• TASK BRIEF: Scan the data below. Pull out each line where "placeholder" occurs.
[RECORDS PROVIDED Boundary: Start]
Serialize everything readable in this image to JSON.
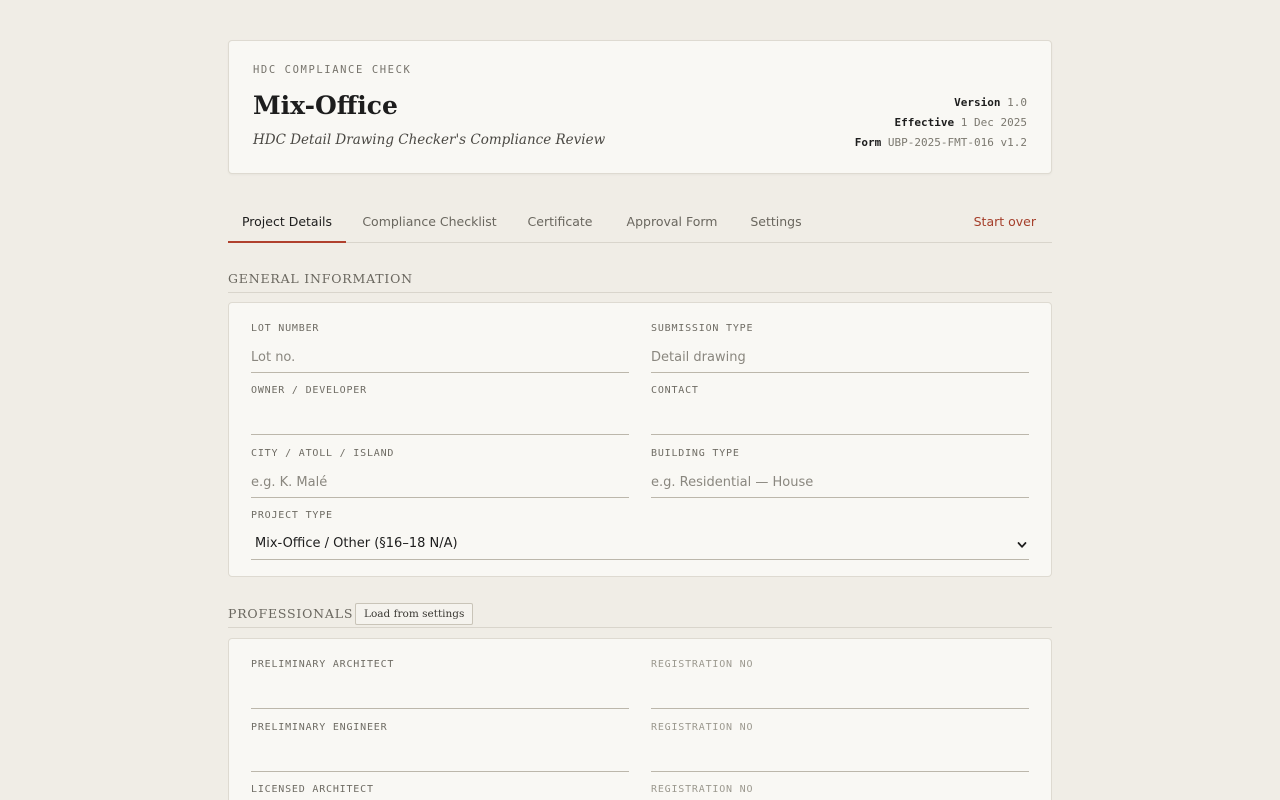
{
  "header": {
    "kicker": "HDC COMPLIANCE CHECK",
    "title": "Mix-Office",
    "subtitle": "HDC Detail Drawing Checker's Compliance Review",
    "meta": [
      {
        "key": "Version",
        "value": "1.0"
      },
      {
        "key": "Effective",
        "value": "1 Dec 2025"
      },
      {
        "key": "Form",
        "value": "UBP-2025-FMT-016 v1.2"
      }
    ]
  },
  "tabs": [
    {
      "label": "Project Details",
      "active": true
    },
    {
      "label": "Compliance Checklist",
      "active": false
    },
    {
      "label": "Certificate",
      "active": false
    },
    {
      "label": "Approval Form",
      "active": false
    },
    {
      "label": "Settings",
      "active": false
    }
  ],
  "start_over_label": "Start over",
  "general": {
    "title": "GENERAL INFORMATION",
    "fields": {
      "lot_number": {
        "label": "LOT NUMBER",
        "placeholder": "Lot no.",
        "value": ""
      },
      "submission_type": {
        "label": "SUBMISSION TYPE",
        "placeholder": "Detail drawing",
        "value": ""
      },
      "owner": {
        "label": "OWNER / DEVELOPER",
        "placeholder": "",
        "value": ""
      },
      "contact": {
        "label": "CONTACT",
        "placeholder": "",
        "value": ""
      },
      "city": {
        "label": "CITY / ATOLL / ISLAND",
        "placeholder": "e.g. K. Malé",
        "value": ""
      },
      "building_type": {
        "label": "BUILDING TYPE",
        "placeholder": "e.g. Residential — House",
        "value": ""
      },
      "project_type": {
        "label": "PROJECT TYPE",
        "value": "Mix-Office / Other (§16–18 N/A)"
      }
    }
  },
  "professionals": {
    "title": "PROFESSIONALS",
    "load_button": "Load from settings",
    "fields": {
      "prelim_architect": {
        "label": "PRELIMINARY ARCHITECT",
        "value": ""
      },
      "prelim_architect_reg": {
        "label": "REGISTRATION NO",
        "value": ""
      },
      "prelim_engineer": {
        "label": "PRELIMINARY ENGINEER",
        "value": ""
      },
      "prelim_engineer_reg": {
        "label": "REGISTRATION NO",
        "value": ""
      },
      "licensed_architect": {
        "label": "LICENSED ARCHITECT",
        "value": ""
      },
      "licensed_architect_reg": {
        "label": "REGISTRATION NO",
        "value": ""
      }
    }
  },
  "icons": {
    "select_chevron": "chevron-down-icon"
  }
}
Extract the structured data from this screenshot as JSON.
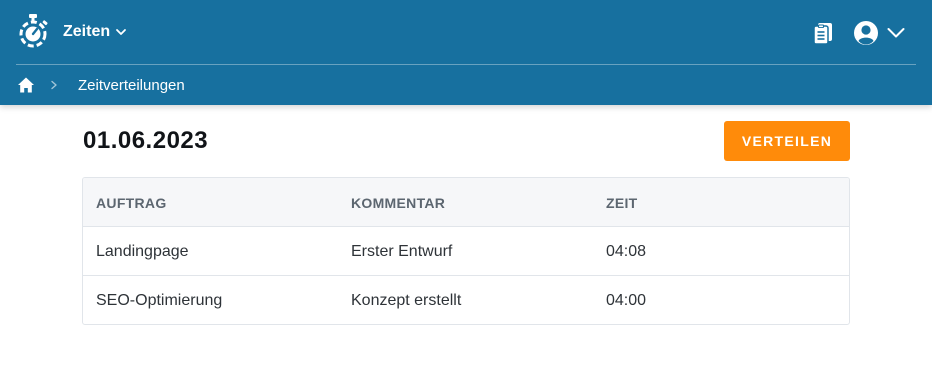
{
  "app": {
    "menu_title": "Zeiten",
    "colors": {
      "header": "#17709f",
      "accent": "#ff8b0a"
    }
  },
  "icons": {
    "logo": "stopwatch-logo-icon",
    "menu": "chevron-down-icon",
    "clipboard": "clipboard-icon",
    "user": "user-circle-icon",
    "home": "home-icon",
    "separator": "chevron-right-icon"
  },
  "breadcrumb": {
    "items": [
      "Zeitverteilungen"
    ]
  },
  "main": {
    "date": "01.06.2023",
    "action_label": "VERTEILEN"
  },
  "table": {
    "headers": [
      "AUFTRAG",
      "KOMMENTAR",
      "ZEIT"
    ],
    "rows": [
      [
        "Landingpage",
        "Erster Entwurf",
        "04:08"
      ],
      [
        "SEO-Optimierung",
        "Konzept erstellt",
        "04:00"
      ]
    ]
  }
}
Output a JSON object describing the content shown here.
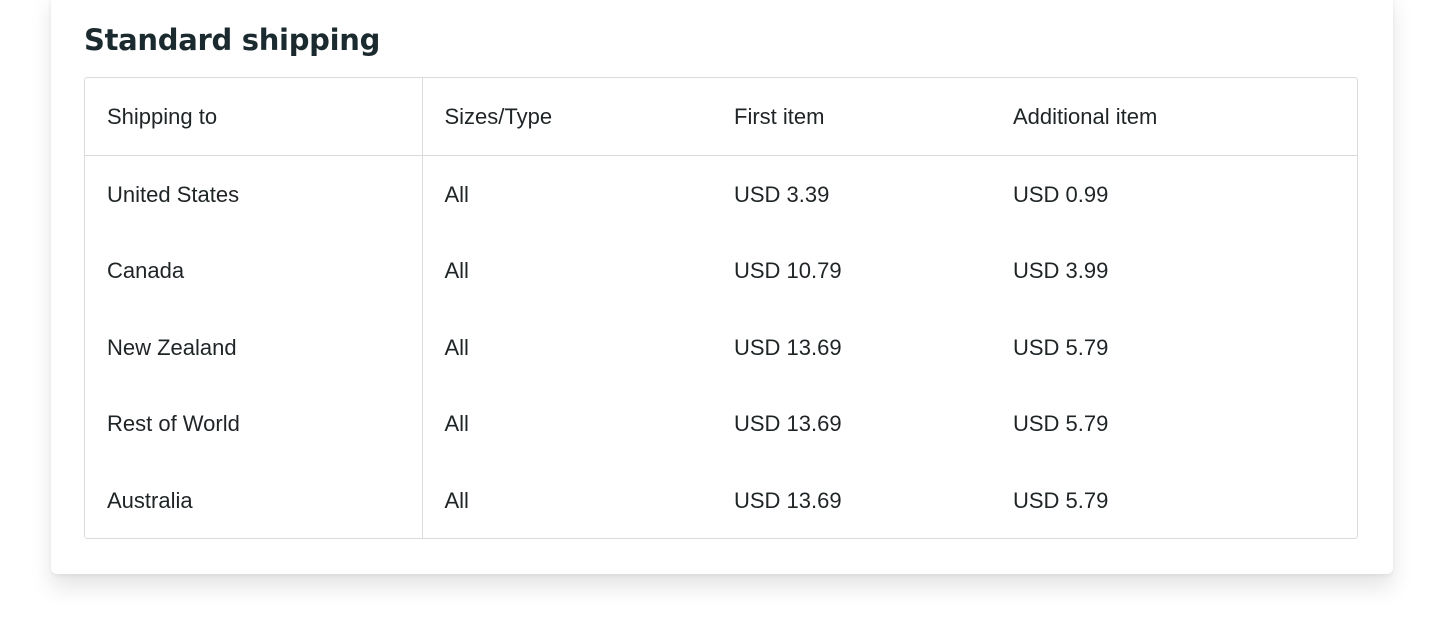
{
  "section": {
    "title": "Standard shipping"
  },
  "table": {
    "headers": [
      "Shipping to",
      "Sizes/Type",
      "First item",
      "Additional item"
    ],
    "rows": [
      {
        "destination": "United States",
        "type": "All",
        "first": "USD 3.39",
        "additional": "USD 0.99"
      },
      {
        "destination": "Canada",
        "type": "All",
        "first": "USD 10.79",
        "additional": "USD 3.99"
      },
      {
        "destination": "New Zealand",
        "type": "All",
        "first": "USD 13.69",
        "additional": "USD 5.79"
      },
      {
        "destination": "Rest of World",
        "type": "All",
        "first": "USD 13.69",
        "additional": "USD 5.79"
      },
      {
        "destination": "Australia",
        "type": "All",
        "first": "USD 13.69",
        "additional": "USD 5.79"
      }
    ]
  }
}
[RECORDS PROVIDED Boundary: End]
• ANSWER BOX:
        "placeholder": "Lot no.",
        "placeholder": "Detail drawing",
        "placeholder": "",
        "placeholder": "",
        "placeholder": "e.g. K. Malé",
        "placeholder": "e.g. Residential — House",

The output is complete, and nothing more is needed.